Like his mother, Johannes was willing to fight. He had taken a hand in her defense, writing much of the brief himself. He was not present at the sentencing, though, for he would not have been permitted to accompany her to the territio. But only a few days before, Kepler had petitioned the Vogt, the magistrate, of Güglingen, the town where the trial had taken place, to get on with it, so when it was over old Katharina could finally have some peace.
Early that morning, she was led to the torturer by Aulber, the bailiff of Güglingen, who was accompanied by a scribe for recording her confession, and three court representatives. The torturer, with the bailiff standing to one side, then shouted at her for a long time, commanding her to repent and tell the truth and threatening her if she didn't. He showed her each instrument and described in detail all that it would do to her body -- the prickers, the long needles for picking at the flesh; the hot irons for branding; the pincers for pulling and tearing at the body; the rack; the garrote; and the gallows for hanging, drawing, and quartering. He adjured her to repent, to confess her crimes, so that even if she would not survive in this world, she could at least go to God with a clear conscience.
Meanwhile Johannes, almost insane with rage and fear, waited in town for the ordeal to be over. Kepler was a slight man with a jaunty goatee and a dark suit with a starched ruff collar; he was slightly stooped from bending over his calculations and he squinted from bad eyesight, a parting shot from a childhood bout with smallpox. His hands were gnarled and ugly, again a result of the pox. Perhaps he paced as he waited for news, shook his fists at the empty room. Essentially a peaceful man, he was given to rages when he knew an injustice was being done. After all, these were his neighbors, his childhood friends, not strangers, who had forced this trial. The accusation, the trial, the conviction, and the sentence were all the work of hateful people, people who had wanted some petty vengeance, people who had seen their chance to get their hands on his mother's small estate. It was the work of a fraudulent magistrate, a good friend of the accusers, and of a judicial system gone mad.
Being imperial mathematician meant that the courts in Leonberg couldn't touch him, but they could do as they liked with his mother.

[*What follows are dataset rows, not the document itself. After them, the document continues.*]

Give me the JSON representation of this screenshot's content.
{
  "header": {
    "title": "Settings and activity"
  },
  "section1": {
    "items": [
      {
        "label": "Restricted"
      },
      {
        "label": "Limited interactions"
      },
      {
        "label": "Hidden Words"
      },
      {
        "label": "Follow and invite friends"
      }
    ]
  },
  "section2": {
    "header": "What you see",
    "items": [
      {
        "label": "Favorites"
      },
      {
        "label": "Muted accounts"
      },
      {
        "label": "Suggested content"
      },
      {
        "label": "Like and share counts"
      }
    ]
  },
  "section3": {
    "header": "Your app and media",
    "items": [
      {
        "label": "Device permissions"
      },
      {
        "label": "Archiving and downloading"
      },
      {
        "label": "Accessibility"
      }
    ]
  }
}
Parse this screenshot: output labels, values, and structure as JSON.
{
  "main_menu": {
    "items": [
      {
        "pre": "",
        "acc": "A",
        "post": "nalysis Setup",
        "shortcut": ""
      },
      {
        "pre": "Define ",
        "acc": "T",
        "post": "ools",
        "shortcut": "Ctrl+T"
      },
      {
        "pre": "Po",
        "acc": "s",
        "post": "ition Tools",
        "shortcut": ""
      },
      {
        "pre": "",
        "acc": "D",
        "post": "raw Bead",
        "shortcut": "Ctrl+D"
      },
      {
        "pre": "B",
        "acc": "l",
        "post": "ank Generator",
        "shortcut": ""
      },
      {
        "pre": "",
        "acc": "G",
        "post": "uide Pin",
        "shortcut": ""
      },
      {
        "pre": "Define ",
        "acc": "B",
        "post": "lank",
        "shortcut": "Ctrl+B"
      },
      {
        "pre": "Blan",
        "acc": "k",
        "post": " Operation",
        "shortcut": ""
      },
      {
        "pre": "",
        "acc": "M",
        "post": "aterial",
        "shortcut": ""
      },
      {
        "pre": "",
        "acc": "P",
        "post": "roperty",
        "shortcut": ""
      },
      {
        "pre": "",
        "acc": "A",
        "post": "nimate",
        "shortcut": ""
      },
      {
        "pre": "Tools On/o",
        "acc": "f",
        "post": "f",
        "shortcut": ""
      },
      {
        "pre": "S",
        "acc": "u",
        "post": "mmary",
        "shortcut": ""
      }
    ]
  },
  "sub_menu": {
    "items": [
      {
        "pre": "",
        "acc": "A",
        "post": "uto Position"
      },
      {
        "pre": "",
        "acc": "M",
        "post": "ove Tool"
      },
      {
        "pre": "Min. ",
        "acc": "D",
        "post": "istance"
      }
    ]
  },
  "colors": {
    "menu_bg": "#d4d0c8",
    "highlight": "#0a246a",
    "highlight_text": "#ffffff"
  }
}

Imperial protections went only so far. In the end, no mere scientist could expect that much security. Thirteen years later, the other great astronomer, Galileo, would face charges of heresy before the Inquisition in Rome ...